_YOUR INSTRUCTIONS:_ Lines that include "Jakarta" make up the answer; copy all of them from the data below.

[Excerpts from an interface dataset]
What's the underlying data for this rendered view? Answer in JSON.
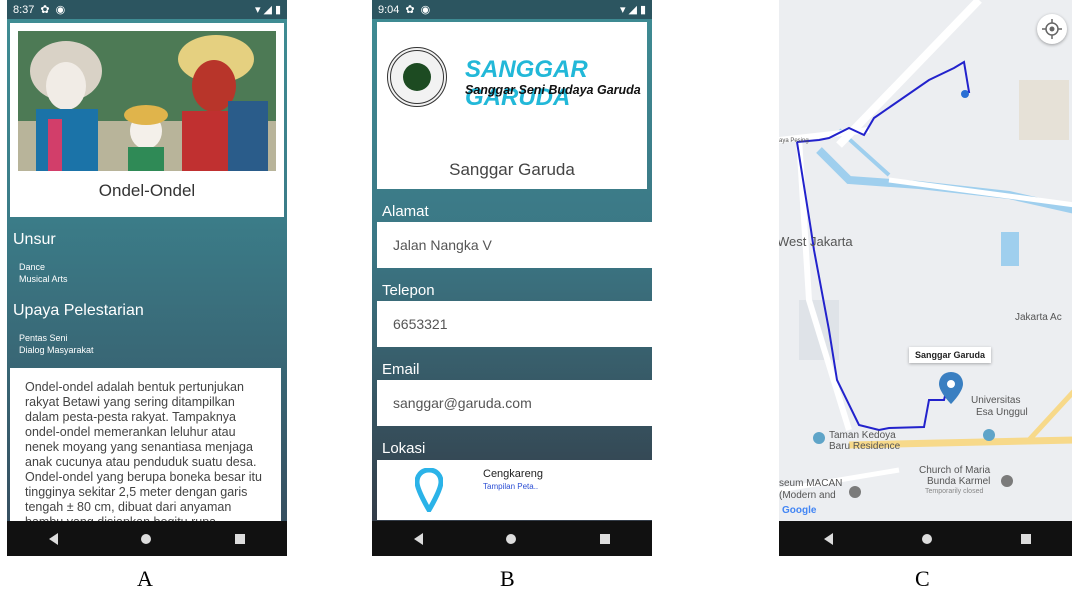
{
  "screenA": {
    "status": {
      "time": "8:37"
    },
    "title": "Ondel-Ondel",
    "section_unsur": "Unsur",
    "unsur_items": [
      "Dance",
      "Musical Arts"
    ],
    "section_upaya": "Upaya Pelestarian",
    "upaya_items": [
      "Pentas Seni",
      "Dialog Masyarakat"
    ],
    "description": "Ondel-ondel adalah bentuk pertunjukan rakyat Betawi yang sering ditampilkan dalam pesta-pesta rakyat. Tampaknya ondel-ondel memerankan leluhur atau nenek moyang yang senantiasa menjaga anak cucunya atau penduduk suatu desa. Ondel-ondel yang berupa boneka besar itu tingginya sekitar 2,5 meter dengan garis tengah ± 80 cm, dibuat dari anyaman bambu yang disiapkan begitu rupa",
    "caption": "A"
  },
  "screenB": {
    "status": {
      "time": "9:04"
    },
    "brand": "SANGGAR GARUDA",
    "brand_sub": "Sanggar Seni Budaya Garuda",
    "logo_text": "Sanggar Garuda",
    "name": "Sanggar Garuda",
    "alamat_label": "Alamat",
    "alamat_value": "Jalan Nangka V",
    "telepon_label": "Telepon",
    "telepon_value": "6653321",
    "email_label": "Email",
    "email_value": "sanggar@garuda.com",
    "lokasi_label": "Lokasi",
    "lokasi_place": "Cengkareng",
    "lokasi_link": "Tampilan Peta..",
    "caption": "B"
  },
  "screenC": {
    "labels": {
      "west_jakarta": "West Jakarta",
      "jakarta_ac": "Jakarta Ac",
      "universitas": "Universitas",
      "esa_unggul": "Esa Unggul",
      "taman": "Taman Kedoya",
      "taman2": "Baru Residence",
      "church": "Church of Maria",
      "church2": "Bunda Karmel",
      "closed": "Temporarily closed",
      "museum": "seum MACAN",
      "museum2": "(Modern and",
      "raya": "aya Pesing",
      "google": "Google"
    },
    "marker_label": "Sanggar Garuda",
    "caption": "C"
  },
  "colors": {
    "accent": "#22b8d8",
    "route": "#2222cc",
    "pin": "#3a7fc1"
  }
}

_EXERCISE ANSWER:_
      "west_jakarta": "West Jakarta",
      "jakarta_ac": "Jakarta Ac",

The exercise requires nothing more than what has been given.